Correct sizing of the microservice is important to make data dependencies more manageable.
Event-driven transactional messaging built within the Converged database allows for loose coupling between microservices while preserving exactly once messaging, providing an efficient implementation of eventually consistent transactions across microservices (called sagas).
- Observability and Manageability
Observability and manageability with Helidon annotations and the use of tracing tools allows for automation in operating a microservices-based application at scale. This is an area to design well, at both the application tier and at the database tier, especially as the load on the microservices grows and adjustments are required for performance and availability at scale.
Containerization of microservices that are managed by Oracle Cloud Infrastructure Container Engine for Kubernetes allows for extensibility of the application tier. While it is not always recommended to have each microservice have its own database, it is certainly possible with the converged database’s architecture. Often schema level isolation between microservices provides good isolation from unnecessary data dependencies.
A converged database provides a high level of security that an application can use to provide user level roles, authentication, authorization, and data encryption. Secure access of the microservices is also provided by Helidon in conjunction with the security in the persistence layer.
This architecture adds microservices instances using Oracle Container Engine for Kubernetes to manage them, and a load balancer to allow use of multiple instances for each service seamlessly. Availability and scaling are addressed by using this paradigm for microservices. The database provides simple autonomous scaling to a certain level (2 to 48 Oracle Compute Units (OCPUs) per database system), which may work for most applications.

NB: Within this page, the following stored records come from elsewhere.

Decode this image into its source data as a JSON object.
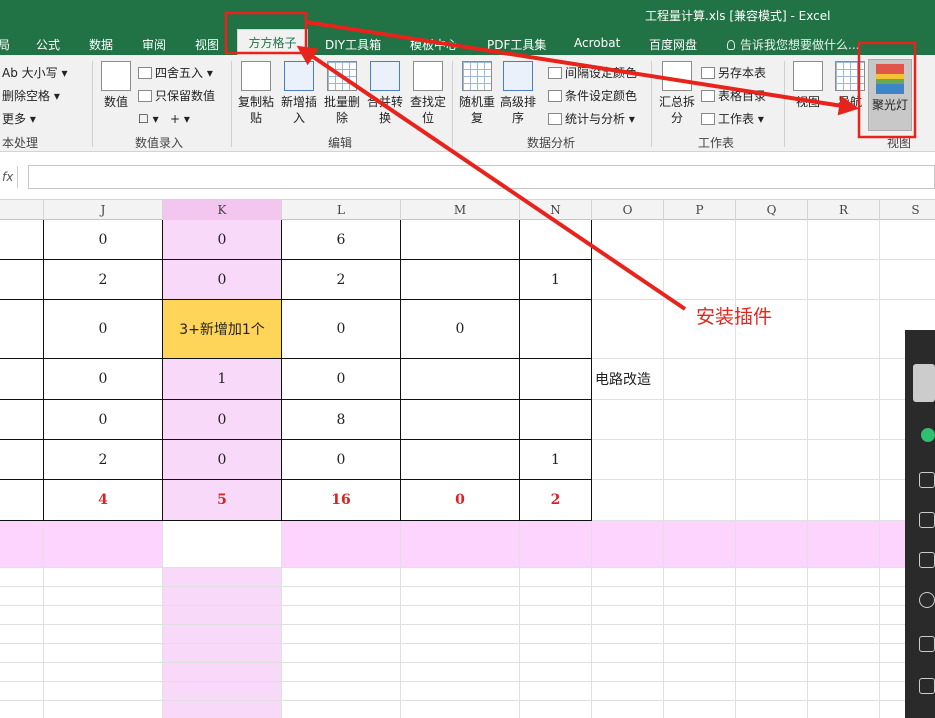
{
  "window": {
    "title": "工程量计算.xls  [兼容模式] - Excel"
  },
  "tabs": [
    {
      "label": "局"
    },
    {
      "label": "公式"
    },
    {
      "label": "数据"
    },
    {
      "label": "审阅"
    },
    {
      "label": "视图"
    },
    {
      "label": "方方格子"
    },
    {
      "label": "DIY工具箱"
    },
    {
      "label": "模板中心"
    },
    {
      "label": "PDF工具集"
    },
    {
      "label": "Acrobat"
    },
    {
      "label": "百度网盘"
    }
  ],
  "tellme": "告诉我您想要做什么...",
  "ribbon": {
    "text_group": {
      "items": [
        "Ab 大小写",
        "删除空格",
        "更多"
      ],
      "label": "本处理"
    },
    "value_group": {
      "big": "数值",
      "items": [
        "四舍五入",
        "只保留数值"
      ],
      "label": "数值录入"
    },
    "edit_group": {
      "buttons": [
        "复制粘贴",
        "新增插入",
        "批量删除",
        "合并转换",
        "查找定位"
      ],
      "label": "编辑"
    },
    "analysis_group": {
      "buttons": [
        "随机重复",
        "高级排序"
      ],
      "items": [
        "间隔设定颜色",
        "条件设定颜色",
        "统计与分析"
      ],
      "label": "数据分析"
    },
    "sheet_group": {
      "big": "汇总拆分",
      "items": [
        "另存本表",
        "表格目录",
        "工作表"
      ],
      "label": "工作表"
    },
    "view_group": {
      "buttons": [
        "视图",
        "导航",
        "聚光灯"
      ],
      "label": "视图"
    }
  },
  "formula_bar": {
    "fx": "fx",
    "value": ""
  },
  "columns": [
    "J",
    "K",
    "L",
    "M",
    "N",
    "O",
    "P",
    "Q",
    "R",
    "S"
  ],
  "rows": [
    [
      "0",
      "0",
      "6",
      "",
      ""
    ],
    [
      "2",
      "0",
      "2",
      "",
      "1"
    ],
    [
      "0",
      "3+新增加1个",
      "0",
      "0",
      ""
    ],
    [
      "0",
      "1",
      "0",
      "",
      ""
    ],
    [
      "0",
      "0",
      "8",
      "",
      ""
    ],
    [
      "2",
      "0",
      "0",
      "",
      "1"
    ]
  ],
  "totals": [
    "4",
    "5",
    "16",
    "0",
    "2"
  ],
  "note_cell": "电路改造",
  "annotation": "安装插件",
  "colors": {
    "excel_green": "#217346",
    "highlight_pink": "#f9d9f9",
    "yellow_cell": "#ffd559",
    "annotation_red": "#e8231b"
  }
}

Consider the following points when deploying this reference architecture.
Scale application performance horizontally by adding additional instances for the microservice and manage with Kubernetes.
Scale database performance by observing the database load in Oracle Autonomous Transaction Processing performance console and increasing the number of OCPUs (up to 48 in ATP-Shared).
Security for microservices follows the security provided by Helidon Microservices and the Oracle Database security model – authentication, authorization, access control of resources. Oracle recommends that applications use the security enforcement mechanisms of the database as much as possible.
High availability has two parts, the application layer and data layer.
Application availability is achieved by having stateless containers, being respawned by Kubernetes, and recovering any state from the middle tier metadata or the database.
Physical standby for PDBs across Oracle Cloud availability domains or across regions is recommended for high availability architectures. Review Oracle Database high availability parameters for other recommendations.
Cloud economics applies to this microservices reference architecture. All components are available on Oracle Cloud Infrastructure as a managed service, and you pay for what you use, rather than paying for provisioning hardware.
The Terraform code for this reference architecture is available on GitHub. You can download the code from GitHub to your computer, customize the code, and deploy the architecture by using the Terraform CLI.
- Deploy using the Terraform code in GitHub:
- Go to GitHub.
- Clone or download the repository to your local computer.
- Follow the instructions in the
- Deploy using Oracle LiveLabs Building Microservices with Oracle Converged Database Workshop.
For more information, see the following resources:
- Building Microservices with Oracle Converged Database Workshop
- Microservices Getting Started Whitepaper
- Helidon Microservices
- Jaeger Tracing
- Istio Service Mesh and Service Management
- Kiali Service Mesh Management for Istio
- Transactional Event Queues and Advanced Queuing User's Guide
- Oracle Database High Availability Overview
- Oracle Database Security Guide